Culinary wizard and cafe owner Josefa Gonzalez-Hastings offers this extravagance of Cuban cooking as a celebration of her heritage. Many of the recipes were passed down to her from her mother and aunts; others are "nuevo Latino cuisine"--a fusion of traditional Cuban foods with modern dishes. Cuban food and preparation always has been varied, she says, flavored by the ancestry of the island, with contributions from Spanish conquistadors, African slaves, Asian laborers, and Indian natives.
Of course, she also includes Habana Cafe's standard sides of rice, black beans, and glazed golden-brown plantains. Customer favorites are all represented here in easy-to-follow recipes and colorful photographs--from appetizers and soups, seafood and vegetarian entrees, to classics (Cuban sandwiches and flan) and beverages (mojitos, sangria, cafe con leche, Cuba libre). Gonzalez-Hastings also provides a glossary explaining typical ethnic Cuban ingredients such as bijol, a condiment used to give rice a yellow color; naranja agria, the tart Seville orange often used to marinate meat and make mojo sauce; and malanga, a mild, nutty root that flavors soups and other sauces.

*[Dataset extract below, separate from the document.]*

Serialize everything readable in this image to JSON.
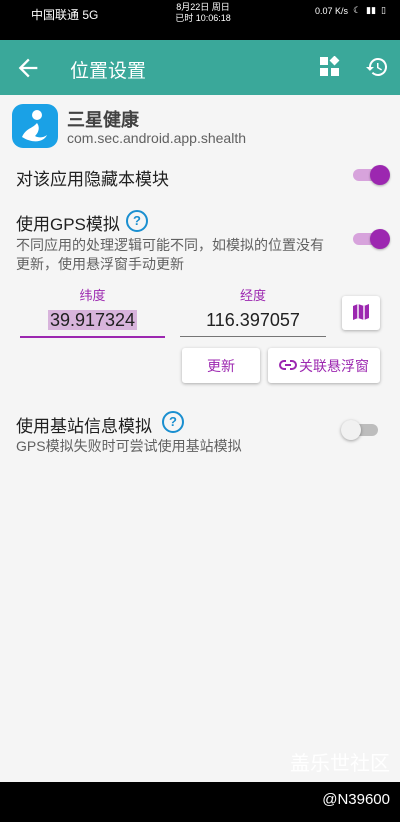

"In my Cuban family," she writes, "two things were always certain-- food and good times." Gonzalez-Hastings shares family stories and photographs of life in pre-Castro Cuba, re-creating the days when Havana was a dining mecca, Ernest Hemingway frequented La Floridita restaurant, and the island gave birth to the daiquiri.